◆ THE INPUT

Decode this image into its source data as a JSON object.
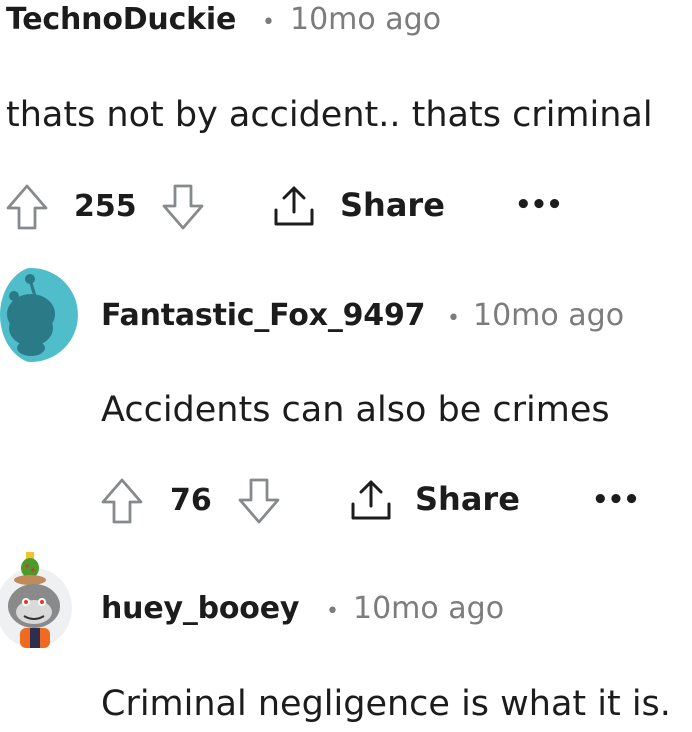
{
  "comments": [
    {
      "username": "TechnoDuckie",
      "separator": "•",
      "time": "10mo ago",
      "text": "thats not by accident.. thats criminal",
      "votes": "255",
      "share_label": "Share",
      "more": "•••"
    },
    {
      "username": "Fantastic_Fox_9497",
      "separator": "•",
      "time": "10mo ago",
      "text": "Accidents can also be crimes",
      "votes": "76",
      "share_label": "Share",
      "more": "•••",
      "avatar_color": "#4fbdca"
    },
    {
      "username": "huey_booey",
      "separator": "•",
      "time": "10mo ago",
      "text": "Criminal negligence is what it is."
    }
  ],
  "colors": {
    "text": "#1c1c1c",
    "meta": "#7c7c7c",
    "icon": "#878a8c"
  }
}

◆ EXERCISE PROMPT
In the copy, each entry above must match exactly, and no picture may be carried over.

◆ EXERCISE RESULT
Decode this image into its source data as a JSON object.
{
  "comments": [
    {
      "username": "TechnoDuckie",
      "separator": "•",
      "time": "10mo ago",
      "text": "thats not by accident.. thats criminal",
      "votes": "255",
      "share_label": "Share",
      "more": "•••"
    },
    {
      "username": "Fantastic_Fox_9497",
      "separator": "•",
      "time": "10mo ago",
      "text": "Accidents can also be crimes",
      "votes": "76",
      "share_label": "Share",
      "more": "•••",
      "avatar_color": "#4fbdca"
    },
    {
      "username": "huey_booey",
      "separator": "•",
      "time": "10mo ago",
      "text": "Criminal negligence is what it is."
    }
  ],
  "colors": {
    "text": "#1c1c1c",
    "meta": "#7c7c7c",
    "icon": "#878a8c"
  }
}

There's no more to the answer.